Singing stories - a flex pastime
With offices at the Aardman Studios, Bristol, and in the South Pennine town of Hebden Bridge, flex thrives on the creativity inherent in its surroundings. Here we look at flex in Hebden Bridge - and the hidden talents in the flex team.
Hebden Bridge was once known for its thriving textile industry, earning the epithets Fustianopolis for its specialisation in the production of corduroy, and Trouser Town for the sheer volume of this garment it manufactured. Come the 1960s and 1970s, the textile industry had virtually collapsed and planners were considering pulling the town down and starting again. It was at this point that Hebden Bridge started to become somewhere quite different – artists, free-thinkers, hippies, bohemians, enticed by cheap (or free) housing stock and the beauty of the dramatic landscape of the Upper Calder Valley, began to move in.
Fast-forward to the 21st century, and the legacy of those that arrived in the 1970s lives on. To paraphrase locally born writer Paul Barker, Hebden Bridge thrives again on the innovation and enterprise it was built on, but the terms of trade have changed. The town has a vibrant arts scene, marked by not one but a series of annual festivals.
Now in its third year, the Hebden Bridge Folk Roots Festival brings together musicians, storytellers, dancers, poets and artists in the pubs, cafes and streets of the town each May. The organisers describe themselves as a ‘mix of creatives’, ‘musicians, enthusiasts and folk-loving people’, and the festival itself blends big-draw headline acts with a lively fringe – opportunities abound for anyone keen to sing their stories, as they do for anyone wandering the streets of Hebden Bridge with open ears.
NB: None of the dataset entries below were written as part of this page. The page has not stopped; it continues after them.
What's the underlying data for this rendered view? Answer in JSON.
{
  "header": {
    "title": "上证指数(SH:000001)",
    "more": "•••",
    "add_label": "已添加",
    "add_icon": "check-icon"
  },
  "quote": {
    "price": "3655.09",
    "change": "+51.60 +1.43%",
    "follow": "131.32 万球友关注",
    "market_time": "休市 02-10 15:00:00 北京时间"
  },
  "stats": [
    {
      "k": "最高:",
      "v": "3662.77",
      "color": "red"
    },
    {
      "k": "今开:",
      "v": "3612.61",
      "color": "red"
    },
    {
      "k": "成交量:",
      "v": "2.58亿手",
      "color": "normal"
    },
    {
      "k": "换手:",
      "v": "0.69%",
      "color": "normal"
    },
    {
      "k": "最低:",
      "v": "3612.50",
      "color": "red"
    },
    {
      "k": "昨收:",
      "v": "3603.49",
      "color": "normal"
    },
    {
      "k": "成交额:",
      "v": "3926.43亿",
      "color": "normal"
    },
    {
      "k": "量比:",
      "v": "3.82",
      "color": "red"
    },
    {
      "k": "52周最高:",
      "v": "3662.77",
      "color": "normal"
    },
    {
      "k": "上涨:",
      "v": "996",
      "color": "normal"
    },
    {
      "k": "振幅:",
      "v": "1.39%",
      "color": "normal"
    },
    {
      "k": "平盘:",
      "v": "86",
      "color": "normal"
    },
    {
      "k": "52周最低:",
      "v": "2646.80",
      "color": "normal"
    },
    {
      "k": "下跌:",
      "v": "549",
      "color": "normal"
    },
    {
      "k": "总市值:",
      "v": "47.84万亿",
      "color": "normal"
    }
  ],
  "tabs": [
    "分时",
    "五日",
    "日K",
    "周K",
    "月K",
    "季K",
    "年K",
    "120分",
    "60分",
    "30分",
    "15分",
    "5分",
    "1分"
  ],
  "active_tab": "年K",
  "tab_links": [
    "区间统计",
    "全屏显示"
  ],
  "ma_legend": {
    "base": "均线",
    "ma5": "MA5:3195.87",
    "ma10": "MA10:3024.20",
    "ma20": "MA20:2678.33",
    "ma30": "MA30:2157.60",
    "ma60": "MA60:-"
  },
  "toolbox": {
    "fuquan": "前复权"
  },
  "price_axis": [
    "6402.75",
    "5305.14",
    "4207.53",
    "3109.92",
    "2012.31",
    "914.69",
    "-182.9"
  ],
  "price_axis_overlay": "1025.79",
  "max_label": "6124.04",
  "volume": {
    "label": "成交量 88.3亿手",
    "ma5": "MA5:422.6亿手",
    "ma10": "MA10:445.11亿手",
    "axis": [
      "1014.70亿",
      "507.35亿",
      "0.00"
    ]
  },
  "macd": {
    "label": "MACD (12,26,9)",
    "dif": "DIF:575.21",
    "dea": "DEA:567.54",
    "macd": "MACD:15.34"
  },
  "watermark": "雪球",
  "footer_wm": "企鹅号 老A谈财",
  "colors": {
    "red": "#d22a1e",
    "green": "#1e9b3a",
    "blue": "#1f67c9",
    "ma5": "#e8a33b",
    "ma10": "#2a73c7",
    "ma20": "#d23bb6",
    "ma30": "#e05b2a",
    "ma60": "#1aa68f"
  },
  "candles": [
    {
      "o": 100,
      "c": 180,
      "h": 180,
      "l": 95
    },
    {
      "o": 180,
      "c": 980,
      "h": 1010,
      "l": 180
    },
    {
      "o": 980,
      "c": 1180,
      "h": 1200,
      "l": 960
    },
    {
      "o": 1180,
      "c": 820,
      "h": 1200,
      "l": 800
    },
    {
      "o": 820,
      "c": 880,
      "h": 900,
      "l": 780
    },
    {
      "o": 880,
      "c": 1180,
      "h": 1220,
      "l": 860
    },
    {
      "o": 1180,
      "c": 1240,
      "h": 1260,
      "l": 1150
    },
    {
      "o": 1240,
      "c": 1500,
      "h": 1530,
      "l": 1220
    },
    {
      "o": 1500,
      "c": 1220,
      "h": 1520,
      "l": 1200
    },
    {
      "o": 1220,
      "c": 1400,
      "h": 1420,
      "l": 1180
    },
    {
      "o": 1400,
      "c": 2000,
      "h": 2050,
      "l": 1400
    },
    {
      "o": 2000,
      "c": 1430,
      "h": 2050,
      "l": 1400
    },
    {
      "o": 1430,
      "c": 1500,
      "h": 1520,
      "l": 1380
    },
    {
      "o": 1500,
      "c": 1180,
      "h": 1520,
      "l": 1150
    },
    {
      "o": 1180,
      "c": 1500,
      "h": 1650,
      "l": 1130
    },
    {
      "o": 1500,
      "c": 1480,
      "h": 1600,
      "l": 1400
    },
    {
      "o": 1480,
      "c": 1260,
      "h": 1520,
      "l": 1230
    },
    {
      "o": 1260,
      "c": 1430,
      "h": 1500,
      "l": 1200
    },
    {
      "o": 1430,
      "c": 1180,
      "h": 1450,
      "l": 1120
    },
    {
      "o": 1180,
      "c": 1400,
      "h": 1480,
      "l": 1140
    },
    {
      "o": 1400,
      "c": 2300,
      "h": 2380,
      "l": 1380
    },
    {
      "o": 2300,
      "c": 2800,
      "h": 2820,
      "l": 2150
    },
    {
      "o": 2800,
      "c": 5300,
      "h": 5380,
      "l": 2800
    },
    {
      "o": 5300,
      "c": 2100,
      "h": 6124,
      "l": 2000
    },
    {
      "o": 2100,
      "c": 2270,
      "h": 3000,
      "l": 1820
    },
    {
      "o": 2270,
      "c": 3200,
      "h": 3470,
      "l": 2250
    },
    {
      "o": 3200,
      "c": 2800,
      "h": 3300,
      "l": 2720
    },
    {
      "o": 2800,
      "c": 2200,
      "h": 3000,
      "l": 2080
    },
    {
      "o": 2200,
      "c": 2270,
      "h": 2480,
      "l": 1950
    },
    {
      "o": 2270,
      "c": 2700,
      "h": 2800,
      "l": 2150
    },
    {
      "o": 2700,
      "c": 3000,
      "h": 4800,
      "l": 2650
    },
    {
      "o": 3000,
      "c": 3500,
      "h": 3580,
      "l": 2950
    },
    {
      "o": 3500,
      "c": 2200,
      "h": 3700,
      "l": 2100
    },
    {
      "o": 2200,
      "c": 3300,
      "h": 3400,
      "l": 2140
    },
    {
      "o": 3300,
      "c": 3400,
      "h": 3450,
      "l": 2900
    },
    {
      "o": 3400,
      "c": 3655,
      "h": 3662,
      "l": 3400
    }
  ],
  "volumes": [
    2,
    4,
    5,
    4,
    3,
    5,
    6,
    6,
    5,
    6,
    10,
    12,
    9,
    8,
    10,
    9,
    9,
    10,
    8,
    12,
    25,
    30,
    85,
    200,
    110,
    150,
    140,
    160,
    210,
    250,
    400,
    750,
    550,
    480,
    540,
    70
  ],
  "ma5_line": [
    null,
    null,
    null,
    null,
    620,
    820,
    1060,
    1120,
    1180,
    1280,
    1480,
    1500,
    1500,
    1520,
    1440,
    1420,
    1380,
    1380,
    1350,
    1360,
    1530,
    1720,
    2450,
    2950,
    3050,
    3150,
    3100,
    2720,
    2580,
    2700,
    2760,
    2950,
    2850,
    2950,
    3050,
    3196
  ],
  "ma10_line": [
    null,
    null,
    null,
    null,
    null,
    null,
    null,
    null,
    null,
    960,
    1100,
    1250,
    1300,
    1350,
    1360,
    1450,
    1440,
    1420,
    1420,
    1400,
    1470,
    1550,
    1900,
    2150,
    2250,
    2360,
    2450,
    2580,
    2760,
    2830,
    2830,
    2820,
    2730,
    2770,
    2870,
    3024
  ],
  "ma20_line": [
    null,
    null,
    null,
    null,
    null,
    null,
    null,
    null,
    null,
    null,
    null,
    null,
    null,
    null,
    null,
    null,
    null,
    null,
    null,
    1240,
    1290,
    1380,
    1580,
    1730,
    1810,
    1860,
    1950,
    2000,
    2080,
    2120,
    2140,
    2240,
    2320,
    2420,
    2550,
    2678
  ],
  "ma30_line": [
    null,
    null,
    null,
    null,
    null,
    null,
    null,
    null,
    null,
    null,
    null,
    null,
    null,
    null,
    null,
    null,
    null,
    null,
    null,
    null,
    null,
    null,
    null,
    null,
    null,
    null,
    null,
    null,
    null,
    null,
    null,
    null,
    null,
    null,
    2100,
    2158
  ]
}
‘My attitude to folk music is that it is music that comes from people and their stories anywhere in the world,’ says Dave Boardman, the Folk Roots Festival’s music director. Folk has its roots in traditional popular culture, stories by unknown composers transmitted from generation to generation purely through the singing of the song. It’s inclusive – it’s part of all our histories. And it continues to evolve, from the folk revivals of last century onwards, embracing folk pop, folk rock, indie folk, folktronica, folk metal, prog folk, various shades of Americana… Anything goes if there’s a story to be sung.
Here at flex, we couldn't let a storytelling weekend go by without telling some ourselves. This fell to Peter Roberts, (pictured, standing), director and client lead at flex, storyteller, music enthusiast, and recreational guitar player and folk singer. During the Folk Roots Festival weekend, Peter played a split set at one of the team's favourite local bars, Nido, with ten songs ranging from the political (The Strawbs' Hangman and the Papist and Dylan's Blowing in the Wind) to the traditional (Spencer the Rover) and even the local (Barclay James Harvest's Mill Boys).
'It's been great to pick up a guitar again for the first serious twang since the '70s,' says Peter, 'and although most of my set is old stuff from that era, the stories still resonate today. I worry a bit about forgetting the words - though iPads do help sometimes - but it's all in fun, and if your story's strong, it kind of tells itself.'
Peter was accompanied by Damian Lake on second guitar, whose more experienced fretwork added an extra richness to the sound. Between Peter's two sessions, a packed Nido enjoyed a set from Hattie Swingler, youngest daughter of flex storyteller Treby Swingler. Hattie's unique vocal delivery of her own songs, plus a wonderful version of Ray LaMontagne's 'Burn', was rightly given a huge ovation.
Peter also performs regularly at a local folk night hosted by the White Swan in Hebden Bridge. Whether sung, spoken or written, it’s ultimately all about telling a story.
'Social historian Paul Barker pays tribute to Hebden Bridge', Yorkshire Life, 10 May 2012 (http://www.yorkshirelife.co.uk/out-about/places/social-historian-paul-barker-pays-tribute-to-hebden-bridge-1-1569840)
Interview with Dave Boardman, Hebden Bridge Folk Roots Festival blog, 17 April 2017 (http://hebdenfolkroots.tumblr.com/)